Your reply should repeat all records verbatim and contain no images.

-------- STUDY MATERIAL --------

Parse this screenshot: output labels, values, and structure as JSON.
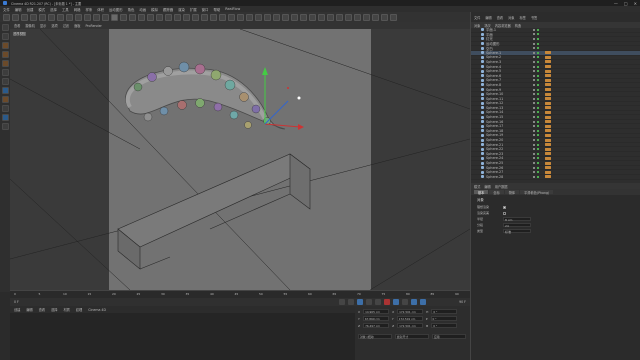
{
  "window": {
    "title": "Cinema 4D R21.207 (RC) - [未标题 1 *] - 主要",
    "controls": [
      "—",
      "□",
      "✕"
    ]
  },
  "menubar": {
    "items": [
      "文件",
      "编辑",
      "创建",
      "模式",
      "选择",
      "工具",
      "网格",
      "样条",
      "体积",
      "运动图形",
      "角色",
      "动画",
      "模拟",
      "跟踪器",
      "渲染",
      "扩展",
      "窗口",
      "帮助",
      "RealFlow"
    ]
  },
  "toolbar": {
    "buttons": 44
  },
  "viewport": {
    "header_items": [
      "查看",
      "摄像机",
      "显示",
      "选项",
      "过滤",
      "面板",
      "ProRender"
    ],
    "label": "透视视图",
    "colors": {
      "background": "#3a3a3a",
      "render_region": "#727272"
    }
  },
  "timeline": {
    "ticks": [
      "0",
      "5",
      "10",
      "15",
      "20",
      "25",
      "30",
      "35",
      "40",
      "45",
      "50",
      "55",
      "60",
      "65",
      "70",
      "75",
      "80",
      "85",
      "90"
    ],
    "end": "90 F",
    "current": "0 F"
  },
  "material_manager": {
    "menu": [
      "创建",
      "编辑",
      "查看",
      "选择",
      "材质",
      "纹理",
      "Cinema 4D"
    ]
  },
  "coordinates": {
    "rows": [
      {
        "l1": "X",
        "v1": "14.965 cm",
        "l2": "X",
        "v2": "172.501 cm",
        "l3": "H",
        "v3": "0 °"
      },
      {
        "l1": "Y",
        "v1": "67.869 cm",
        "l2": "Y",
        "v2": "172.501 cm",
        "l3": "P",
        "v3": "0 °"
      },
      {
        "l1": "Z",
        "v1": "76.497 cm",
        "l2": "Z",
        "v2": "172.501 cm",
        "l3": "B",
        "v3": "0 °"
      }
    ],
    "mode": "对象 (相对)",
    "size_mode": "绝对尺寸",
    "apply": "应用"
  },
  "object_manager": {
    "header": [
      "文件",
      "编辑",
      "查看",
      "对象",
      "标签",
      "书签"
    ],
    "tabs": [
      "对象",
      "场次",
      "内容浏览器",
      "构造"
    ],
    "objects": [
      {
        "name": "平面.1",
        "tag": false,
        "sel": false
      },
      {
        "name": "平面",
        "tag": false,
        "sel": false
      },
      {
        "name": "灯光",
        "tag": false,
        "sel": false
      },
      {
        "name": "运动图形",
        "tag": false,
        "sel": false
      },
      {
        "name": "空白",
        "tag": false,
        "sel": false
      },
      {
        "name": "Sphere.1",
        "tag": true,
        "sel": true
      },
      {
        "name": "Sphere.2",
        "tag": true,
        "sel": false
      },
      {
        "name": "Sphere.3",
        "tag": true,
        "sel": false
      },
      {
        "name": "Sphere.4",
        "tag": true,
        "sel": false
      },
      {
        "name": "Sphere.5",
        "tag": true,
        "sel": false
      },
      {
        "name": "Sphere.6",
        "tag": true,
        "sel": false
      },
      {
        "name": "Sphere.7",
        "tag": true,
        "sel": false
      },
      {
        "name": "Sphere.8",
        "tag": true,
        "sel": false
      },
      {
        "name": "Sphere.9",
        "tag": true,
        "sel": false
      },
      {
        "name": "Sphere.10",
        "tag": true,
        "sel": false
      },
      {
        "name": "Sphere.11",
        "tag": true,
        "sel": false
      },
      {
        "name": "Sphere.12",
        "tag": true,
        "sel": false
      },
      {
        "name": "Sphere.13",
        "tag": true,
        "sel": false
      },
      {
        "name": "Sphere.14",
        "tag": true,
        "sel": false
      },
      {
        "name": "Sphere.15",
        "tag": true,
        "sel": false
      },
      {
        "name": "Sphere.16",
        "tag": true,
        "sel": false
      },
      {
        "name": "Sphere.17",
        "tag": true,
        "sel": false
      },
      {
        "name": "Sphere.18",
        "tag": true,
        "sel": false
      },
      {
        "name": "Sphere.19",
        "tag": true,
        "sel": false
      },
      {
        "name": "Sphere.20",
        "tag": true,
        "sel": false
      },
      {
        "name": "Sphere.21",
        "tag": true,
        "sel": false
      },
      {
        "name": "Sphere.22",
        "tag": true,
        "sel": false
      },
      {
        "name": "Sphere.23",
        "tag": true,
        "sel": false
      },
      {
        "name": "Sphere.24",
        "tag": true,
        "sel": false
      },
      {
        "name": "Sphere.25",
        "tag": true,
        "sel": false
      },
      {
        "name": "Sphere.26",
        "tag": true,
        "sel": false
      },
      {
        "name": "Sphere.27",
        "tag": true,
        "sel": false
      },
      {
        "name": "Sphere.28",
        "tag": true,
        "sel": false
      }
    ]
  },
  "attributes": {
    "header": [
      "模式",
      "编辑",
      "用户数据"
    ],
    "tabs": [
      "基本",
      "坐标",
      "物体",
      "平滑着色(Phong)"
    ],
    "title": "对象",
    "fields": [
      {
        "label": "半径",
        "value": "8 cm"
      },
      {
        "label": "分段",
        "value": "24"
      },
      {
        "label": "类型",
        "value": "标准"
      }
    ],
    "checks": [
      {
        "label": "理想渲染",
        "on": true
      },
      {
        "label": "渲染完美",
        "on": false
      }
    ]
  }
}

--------

### EXERCISE RESPONSE
Parse this screenshot: output labels, values, and structure as JSON.
{
  "window": {
    "title": "Cinema 4D R21.207 (RC) - [未标题 1 *] - 主要",
    "controls": [
      "—",
      "□",
      "✕"
    ]
  },
  "menubar": {
    "items": [
      "文件",
      "编辑",
      "创建",
      "模式",
      "选择",
      "工具",
      "网格",
      "样条",
      "体积",
      "运动图形",
      "角色",
      "动画",
      "模拟",
      "跟踪器",
      "渲染",
      "扩展",
      "窗口",
      "帮助",
      "RealFlow"
    ]
  },
  "toolbar": {
    "buttons": 44
  },
  "viewport": {
    "header_items": [
      "查看",
      "摄像机",
      "显示",
      "选项",
      "过滤",
      "面板",
      "ProRender"
    ],
    "label": "透视视图",
    "colors": {
      "background": "#3a3a3a",
      "render_region": "#727272"
    }
  },
  "timeline": {
    "ticks": [
      "0",
      "5",
      "10",
      "15",
      "20",
      "25",
      "30",
      "35",
      "40",
      "45",
      "50",
      "55",
      "60",
      "65",
      "70",
      "75",
      "80",
      "85",
      "90"
    ],
    "end": "90 F",
    "current": "0 F"
  },
  "material_manager": {
    "menu": [
      "创建",
      "编辑",
      "查看",
      "选择",
      "材质",
      "纹理",
      "Cinema 4D"
    ]
  },
  "coordinates": {
    "rows": [
      {
        "l1": "X",
        "v1": "14.965 cm",
        "l2": "X",
        "v2": "172.501 cm",
        "l3": "H",
        "v3": "0 °"
      },
      {
        "l1": "Y",
        "v1": "67.869 cm",
        "l2": "Y",
        "v2": "172.501 cm",
        "l3": "P",
        "v3": "0 °"
      },
      {
        "l1": "Z",
        "v1": "76.497 cm",
        "l2": "Z",
        "v2": "172.501 cm",
        "l3": "B",
        "v3": "0 °"
      }
    ],
    "mode": "对象 (相对)",
    "size_mode": "绝对尺寸",
    "apply": "应用"
  },
  "object_manager": {
    "header": [
      "文件",
      "编辑",
      "查看",
      "对象",
      "标签",
      "书签"
    ],
    "tabs": [
      "对象",
      "场次",
      "内容浏览器",
      "构造"
    ],
    "objects": [
      {
        "name": "平面.1",
        "tag": false,
        "sel": false
      },
      {
        "name": "平面",
        "tag": false,
        "sel": false
      },
      {
        "name": "灯光",
        "tag": false,
        "sel": false
      },
      {
        "name": "运动图形",
        "tag": false,
        "sel": false
      },
      {
        "name": "空白",
        "tag": false,
        "sel": false
      },
      {
        "name": "Sphere.1",
        "tag": true,
        "sel": true
      },
      {
        "name": "Sphere.2",
        "tag": true,
        "sel": false
      },
      {
        "name": "Sphere.3",
        "tag": true,
        "sel": false
      },
      {
        "name": "Sphere.4",
        "tag": true,
        "sel": false
      },
      {
        "name": "Sphere.5",
        "tag": true,
        "sel": false
      },
      {
        "name": "Sphere.6",
        "tag": true,
        "sel": false
      },
      {
        "name": "Sphere.7",
        "tag": true,
        "sel": false
      },
      {
        "name": "Sphere.8",
        "tag": true,
        "sel": false
      },
      {
        "name": "Sphere.9",
        "tag": true,
        "sel": false
      },
      {
        "name": "Sphere.10",
        "tag": true,
        "sel": false
      },
      {
        "name": "Sphere.11",
        "tag": true,
        "sel": false
      },
      {
        "name": "Sphere.12",
        "tag": true,
        "sel": false
      },
      {
        "name": "Sphere.13",
        "tag": true,
        "sel": false
      },
      {
        "name": "Sphere.14",
        "tag": true,
        "sel": false
      },
      {
        "name": "Sphere.15",
        "tag": true,
        "sel": false
      },
      {
        "name": "Sphere.16",
        "tag": true,
        "sel": false
      },
      {
        "name": "Sphere.17",
        "tag": true,
        "sel": false
      },
      {
        "name": "Sphere.18",
        "tag": true,
        "sel": false
      },
      {
        "name": "Sphere.19",
        "tag": true,
        "sel": false
      },
      {
        "name": "Sphere.20",
        "tag": true,
        "sel": false
      },
      {
        "name": "Sphere.21",
        "tag": true,
        "sel": false
      },
      {
        "name": "Sphere.22",
        "tag": true,
        "sel": false
      },
      {
        "name": "Sphere.23",
        "tag": true,
        "sel": false
      },
      {
        "name": "Sphere.24",
        "tag": true,
        "sel": false
      },
      {
        "name": "Sphere.25",
        "tag": true,
        "sel": false
      },
      {
        "name": "Sphere.26",
        "tag": true,
        "sel": false
      },
      {
        "name": "Sphere.27",
        "tag": true,
        "sel": false
      },
      {
        "name": "Sphere.28",
        "tag": true,
        "sel": false
      }
    ]
  },
  "attributes": {
    "header": [
      "模式",
      "编辑",
      "用户数据"
    ],
    "tabs": [
      "基本",
      "坐标",
      "物体",
      "平滑着色(Phong)"
    ],
    "title": "对象",
    "fields": [
      {
        "label": "半径",
        "value": "8 cm"
      },
      {
        "label": "分段",
        "value": "24"
      },
      {
        "label": "类型",
        "value": "标准"
      }
    ],
    "checks": [
      {
        "label": "理想渲染",
        "on": true
      },
      {
        "label": "渲染完美",
        "on": false
      }
    ]
  }
}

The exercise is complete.